:: TASK GOAL ::
Each record should be output exactly, with every character kept.

Stored data entries:
|---|

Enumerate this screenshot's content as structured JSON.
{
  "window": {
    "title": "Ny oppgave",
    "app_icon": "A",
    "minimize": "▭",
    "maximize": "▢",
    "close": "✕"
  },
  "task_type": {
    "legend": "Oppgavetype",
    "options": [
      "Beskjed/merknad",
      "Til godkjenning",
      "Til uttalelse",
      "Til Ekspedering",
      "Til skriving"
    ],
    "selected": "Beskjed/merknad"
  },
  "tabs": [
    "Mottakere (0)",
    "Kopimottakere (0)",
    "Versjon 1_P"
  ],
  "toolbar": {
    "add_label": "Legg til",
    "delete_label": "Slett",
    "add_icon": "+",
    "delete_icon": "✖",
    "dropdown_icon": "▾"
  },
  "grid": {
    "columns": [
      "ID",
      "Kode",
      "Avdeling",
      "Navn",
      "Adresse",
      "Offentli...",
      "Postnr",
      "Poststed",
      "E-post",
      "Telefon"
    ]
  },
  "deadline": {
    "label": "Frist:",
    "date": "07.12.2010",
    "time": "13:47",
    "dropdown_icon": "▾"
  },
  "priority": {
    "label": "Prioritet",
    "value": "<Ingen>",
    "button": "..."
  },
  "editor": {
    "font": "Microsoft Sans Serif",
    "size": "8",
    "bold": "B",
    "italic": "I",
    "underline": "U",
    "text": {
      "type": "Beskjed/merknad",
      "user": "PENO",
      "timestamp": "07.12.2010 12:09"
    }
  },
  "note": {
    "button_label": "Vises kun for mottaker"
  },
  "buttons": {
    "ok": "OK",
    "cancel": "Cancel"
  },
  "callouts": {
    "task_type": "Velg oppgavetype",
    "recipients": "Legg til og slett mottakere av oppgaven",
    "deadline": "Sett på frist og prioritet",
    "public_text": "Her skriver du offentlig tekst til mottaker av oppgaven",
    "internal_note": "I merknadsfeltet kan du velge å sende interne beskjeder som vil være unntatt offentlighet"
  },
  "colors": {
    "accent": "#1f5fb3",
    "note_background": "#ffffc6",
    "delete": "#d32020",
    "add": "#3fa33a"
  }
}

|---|

:: TASK SOLUTION ::
Enumerate this screenshot's content as structured JSON.
{
  "window": {
    "title": "Ny oppgave",
    "app_icon": "A",
    "minimize": "▭",
    "maximize": "▢",
    "close": "✕"
  },
  "task_type": {
    "legend": "Oppgavetype",
    "options": [
      "Beskjed/merknad",
      "Til godkjenning",
      "Til uttalelse",
      "Til Ekspedering",
      "Til skriving"
    ],
    "selected": "Beskjed/merknad"
  },
  "tabs": [
    "Mottakere (0)",
    "Kopimottakere (0)",
    "Versjon 1_P"
  ],
  "toolbar": {
    "add_label": "Legg til",
    "delete_label": "Slett",
    "add_icon": "+",
    "delete_icon": "✖",
    "dropdown_icon": "▾"
  },
  "grid": {
    "columns": [
      "ID",
      "Kode",
      "Avdeling",
      "Navn",
      "Adresse",
      "Offentli...",
      "Postnr",
      "Poststed",
      "E-post",
      "Telefon"
    ]
  },
  "deadline": {
    "label": "Frist:",
    "date": "07.12.2010",
    "time": "13:47",
    "dropdown_icon": "▾"
  },
  "priority": {
    "label": "Prioritet",
    "value": "<Ingen>",
    "button": "..."
  },
  "editor": {
    "font": "Microsoft Sans Serif",
    "size": "8",
    "bold": "B",
    "italic": "I",
    "underline": "U",
    "text": {
      "type": "Beskjed/merknad",
      "user": "PENO",
      "timestamp": "07.12.2010 12:09"
    }
  },
  "note": {
    "button_label": "Vises kun for mottaker"
  },
  "buttons": {
    "ok": "OK",
    "cancel": "Cancel"
  },
  "callouts": {
    "task_type": "Velg oppgavetype",
    "recipients": "Legg til og slett mottakere av oppgaven",
    "deadline": "Sett på frist og prioritet",
    "public_text": "Her skriver du offentlig tekst til mottaker av oppgaven",
    "internal_note": "I merknadsfeltet kan du velge å sende interne beskjeder som vil være unntatt offentlighet"
  },
  "colors": {
    "accent": "#1f5fb3",
    "note_background": "#ffffc6",
    "delete": "#d32020",
    "add": "#3fa33a"
  }
}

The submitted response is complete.